Although you can’t meet Jean, you can learn from Stanford professor Robert Sapolsky, whose first lecture from his introductory science course is a riveting example of stellar teaching.
While I want to bring up the book that has been rattling my brain recently (The Archive and the Repertoire by Diana Taylor), I have to give credit where credit is due. The first books to profoundly expand my worldview were the Series of Unfortunate Events books. Daniel Handler (better known as Lemony Snicket) made mature, complicated parts of life–corruption, injustice, the water cycle–tangible for my young mind, and he charmed me into diving into harder books with his charm and humor. They are well worth a re-read as a teen. You might pick up a few life-long lessons on the way. My favorite was this: in times of peril, you can always find what you need in a library.

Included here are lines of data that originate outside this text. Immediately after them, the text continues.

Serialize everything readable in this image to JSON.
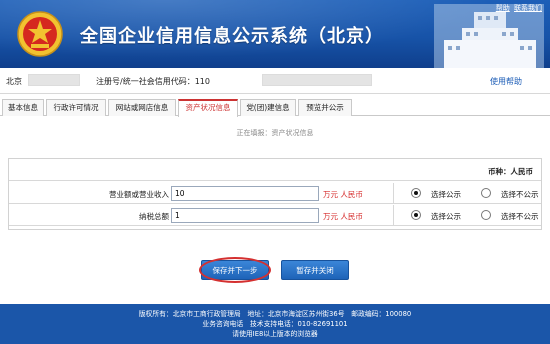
{
  "header": {
    "title": "全国企业信用信息公示系统（北京）",
    "top_links": [
      "帮助",
      "联系我们"
    ]
  },
  "infobar": {
    "city": "北京",
    "reg_label": "注册号/统一社会信用代码：110",
    "help_link": "使用帮助"
  },
  "tabs": [
    {
      "label": "基本信息",
      "active": false
    },
    {
      "label": "行政许可情况",
      "active": false
    },
    {
      "label": "网站或网店信息",
      "active": false
    },
    {
      "label": "资产状况信息",
      "active": true
    },
    {
      "label": "党(团)建信息",
      "active": false
    },
    {
      "label": "预览并公示",
      "active": false
    }
  ],
  "subtitle": "正在填报：资产状况信息",
  "form": {
    "currency_label": "币种：人民币",
    "rows": [
      {
        "label": "营业额或营业收入",
        "value": "10",
        "unit": "万元 人民币",
        "publish_label": "选择公示",
        "no_publish_label": "选择不公示",
        "publish_selected": true
      },
      {
        "label": "纳税总额",
        "value": "1",
        "unit": "万元 人民币",
        "publish_label": "选择公示",
        "no_publish_label": "选择不公示",
        "publish_selected": true
      }
    ]
  },
  "buttons": {
    "save_next": "保存并下一步",
    "save_close": "暂存并关闭"
  },
  "footer": {
    "line1": "版权所有：北京市工商行政管理局　地址：北京市海淀区苏州街36号　邮政编码：100080",
    "line2": "业务咨询电话　技术支持电话：010-82691101",
    "line3": "请使用IE8以上版本的浏览器"
  },
  "colors": {
    "header_blue": "#1753a8",
    "active_tab": "#cc3333",
    "unit_red": "#d62a2a",
    "button_blue": "#1e63b8"
  }
}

Sure, information sessions and campus tours (even virtual ones) are jam-packed with useful information, but remember that the core of your day will be spent in classes. So spend some time imagining yourself in the classes taught in each school: I recommend you find each school’s course catalogue online and open tabs for any and all classes that pique your interest. (Be prepared to have hundreds of tabs open–that’s a good sign!) Search far and wide–there’s a lot to get excited about!